• Why -1? Pls bother to leave a comment. – mk.. Jun 28 '16 at 23:27
• I'm not even sure I understand your problem statement. I suspect that it is not fully specified, but even if it is, the correct algorithm to solve the problem is the one you write. – Robert Harvey Jun 28 '16 at 23:29
• @RobertHarvey Ok, I will try editing it to make it understandable. The question is that how do we solve the problem when the data regions are overlapping. in the above problem , region 2 to 3 is common to both 1 to 3 and 2 to 5. So in this case i need to take the average of their corresponding values. My selection of example may not be good.. but pls try to understand what is my question regarding algorithm. I am sure there must be some standard algorithm to achieve this.. – mk.. Jun 28 '16 at 23:34
• Based on your stated problem, the speeds are fixed, not an average (mathematical mean). This would mean that the average you are calculating would be impossible as you can't both be travelling at 30 kph and 50 kph at the same time. – Adam Zuckerman Jun 29 '16 at 0:04

## 1 Answer

1. Keep segments in sorted order (list, binary tree, whatever...)
2. When adding a new segment, search list, binary tree, whatever to see if it either end of the new segment overlaps an existing segment. If it does, remove/split into new set of segments according to your combining rule (in your example, averaging the overlapping parts).

I don't think there is a standard approach as too much will depend upon the actual application. (Mixing sound according to cues, temporal logic, etc.)

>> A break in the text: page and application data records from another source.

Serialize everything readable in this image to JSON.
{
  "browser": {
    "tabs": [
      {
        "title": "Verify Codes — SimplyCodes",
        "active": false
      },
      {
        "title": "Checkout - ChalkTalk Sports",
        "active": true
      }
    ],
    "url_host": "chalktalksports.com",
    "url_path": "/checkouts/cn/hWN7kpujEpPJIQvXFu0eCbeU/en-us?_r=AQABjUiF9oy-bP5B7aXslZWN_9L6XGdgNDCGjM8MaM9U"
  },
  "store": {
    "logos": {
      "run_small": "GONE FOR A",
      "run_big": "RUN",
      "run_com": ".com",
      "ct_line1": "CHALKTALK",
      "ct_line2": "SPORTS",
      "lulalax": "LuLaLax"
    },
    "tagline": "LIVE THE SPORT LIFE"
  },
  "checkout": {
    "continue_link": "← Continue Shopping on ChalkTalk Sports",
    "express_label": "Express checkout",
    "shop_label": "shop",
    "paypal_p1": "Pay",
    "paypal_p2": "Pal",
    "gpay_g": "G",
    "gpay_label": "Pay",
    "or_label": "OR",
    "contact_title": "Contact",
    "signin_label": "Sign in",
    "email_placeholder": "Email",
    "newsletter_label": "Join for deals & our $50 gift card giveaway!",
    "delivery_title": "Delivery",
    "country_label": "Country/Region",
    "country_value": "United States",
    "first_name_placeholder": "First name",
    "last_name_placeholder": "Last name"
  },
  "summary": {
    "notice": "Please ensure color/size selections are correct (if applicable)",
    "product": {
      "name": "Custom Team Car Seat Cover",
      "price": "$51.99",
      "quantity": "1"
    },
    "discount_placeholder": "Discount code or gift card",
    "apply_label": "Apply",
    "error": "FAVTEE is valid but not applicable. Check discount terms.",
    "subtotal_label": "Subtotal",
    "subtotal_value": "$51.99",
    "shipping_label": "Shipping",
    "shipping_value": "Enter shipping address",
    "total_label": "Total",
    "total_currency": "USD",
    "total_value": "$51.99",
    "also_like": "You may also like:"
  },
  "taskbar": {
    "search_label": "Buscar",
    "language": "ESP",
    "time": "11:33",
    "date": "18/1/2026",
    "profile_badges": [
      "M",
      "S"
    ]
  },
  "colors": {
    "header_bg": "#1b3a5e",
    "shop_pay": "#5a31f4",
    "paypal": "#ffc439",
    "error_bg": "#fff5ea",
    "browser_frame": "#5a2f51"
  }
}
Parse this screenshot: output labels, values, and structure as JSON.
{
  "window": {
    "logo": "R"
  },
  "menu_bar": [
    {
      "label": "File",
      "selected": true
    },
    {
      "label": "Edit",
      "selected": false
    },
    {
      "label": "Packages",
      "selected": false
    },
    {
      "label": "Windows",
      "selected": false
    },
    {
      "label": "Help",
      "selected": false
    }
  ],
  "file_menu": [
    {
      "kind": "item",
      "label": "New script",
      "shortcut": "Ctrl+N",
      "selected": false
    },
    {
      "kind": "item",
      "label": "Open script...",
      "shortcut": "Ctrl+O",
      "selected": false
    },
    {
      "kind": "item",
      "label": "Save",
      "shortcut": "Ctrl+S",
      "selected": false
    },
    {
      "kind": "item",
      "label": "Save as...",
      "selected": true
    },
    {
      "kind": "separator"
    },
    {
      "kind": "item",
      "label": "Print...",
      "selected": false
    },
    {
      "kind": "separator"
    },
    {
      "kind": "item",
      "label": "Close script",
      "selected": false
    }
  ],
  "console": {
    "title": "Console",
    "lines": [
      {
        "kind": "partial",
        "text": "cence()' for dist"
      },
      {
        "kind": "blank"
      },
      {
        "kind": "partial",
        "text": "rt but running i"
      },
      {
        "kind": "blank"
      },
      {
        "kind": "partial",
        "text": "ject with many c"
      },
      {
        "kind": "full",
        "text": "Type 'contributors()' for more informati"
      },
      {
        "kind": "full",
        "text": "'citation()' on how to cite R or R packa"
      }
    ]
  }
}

For small problems, a sorted linked list of non-overlapping segments would suffice. There are lots of interesting edge cases to be tested, whatever your implementation.